**Assignment:**
Copy each line of the material below that includes the string "trai".

*** Exercise material ***

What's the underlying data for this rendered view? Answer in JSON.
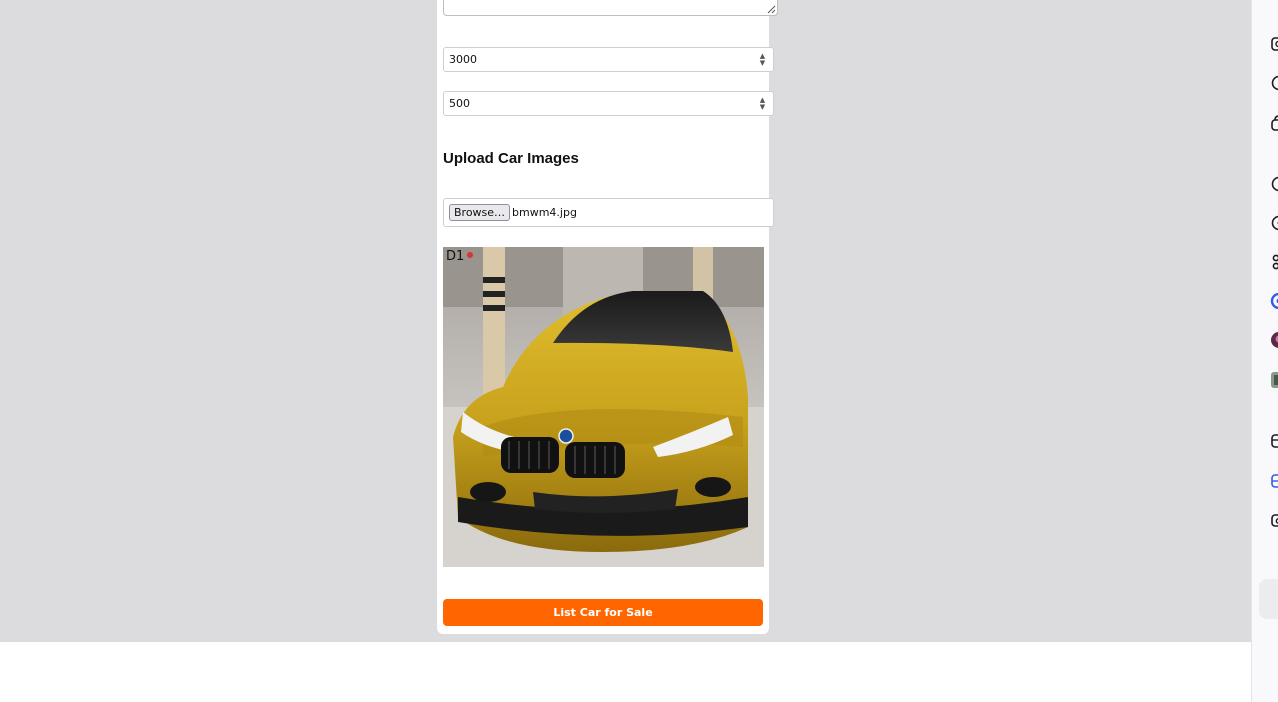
{
  "form": {
    "price_value": "3000",
    "mileage_value": "500",
    "upload_heading": "Upload Car Images",
    "browse_label": "Browse…",
    "file_name": "bmwm4.jpg",
    "preview_badge": "D1",
    "submit_label": "List Car for Sale"
  },
  "colors": {
    "page_bg": "#dcdcde",
    "card_bg": "#ffffff",
    "accent": "#ff6600",
    "car_paint": "#c8a21c"
  },
  "sidebar": {
    "icons": [
      "screenshot-icon",
      "chat-bubble-icon",
      "shopping-bag-icon",
      "clock-icon",
      "help-icon",
      "people-icon",
      "extension-app-icon",
      "profile-avatar-icon",
      "profile-avatar-icon",
      "container-icon",
      "container-active-icon",
      "folder-icon"
    ]
  }
}
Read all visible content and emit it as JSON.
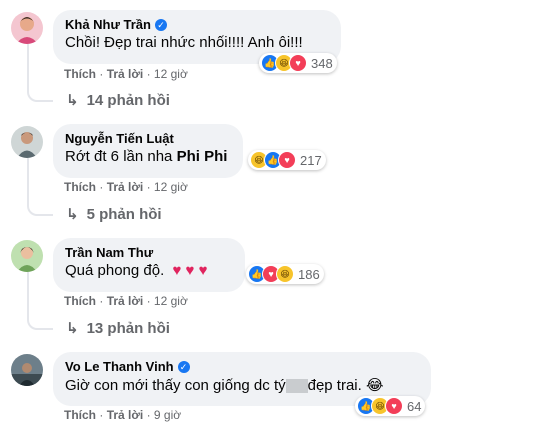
{
  "comments": [
    {
      "name": "Khả Như Trần",
      "verified": true,
      "text": "Chồi! Đẹp trai nhức nhối!!!! Anh ôi!!!",
      "reaction_count": "348",
      "like": "Thích",
      "reply": "Trả lời",
      "time": "12 giờ",
      "replies": "14 phản hồi",
      "reactions": [
        "like-icon",
        "haha-icon",
        "love-icon"
      ]
    },
    {
      "name": "Nguyễn Tiến Luật",
      "verified": false,
      "text": "Rớt đt 6 lần nha",
      "tag": "Phi Phi",
      "reaction_count": "217",
      "like": "Thích",
      "reply": "Trả lời",
      "time": "12 giờ",
      "replies": "5 phản hồi",
      "reactions": [
        "haha-icon",
        "like-icon",
        "love-icon"
      ]
    },
    {
      "name": "Trần Nam Thư",
      "verified": false,
      "text": "Quá phong độ.",
      "hearts": "♥ ♥ ♥",
      "reaction_count": "186",
      "like": "Thích",
      "reply": "Trả lời",
      "time": "12 giờ",
      "replies": "13 phản hồi",
      "reactions": [
        "like-icon",
        "love-icon",
        "haha-icon"
      ]
    },
    {
      "name": "Vo Le Thanh Vinh",
      "verified": true,
      "text_before": "Giờ con mới thấy con giống dc tý",
      "text_after": "đẹp trai.",
      "emoji": "😂",
      "reaction_count": "64",
      "like": "Thích",
      "reply": "Trả lời",
      "time": "9 giờ",
      "reactions": [
        "like-icon",
        "haha-icon",
        "love-icon"
      ]
    }
  ],
  "colors": {
    "bubble": "#f0f2f5",
    "secondary_text": "#65676b",
    "like": "#1877f2",
    "love": "#f33e58",
    "haha": "#f7c42b"
  }
}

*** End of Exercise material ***

**Solution for this task:**
      "text": "Chồi! Đẹp trai nhức nhối!!!! Anh ôi!!!",
      "text_after": "đẹp trai.",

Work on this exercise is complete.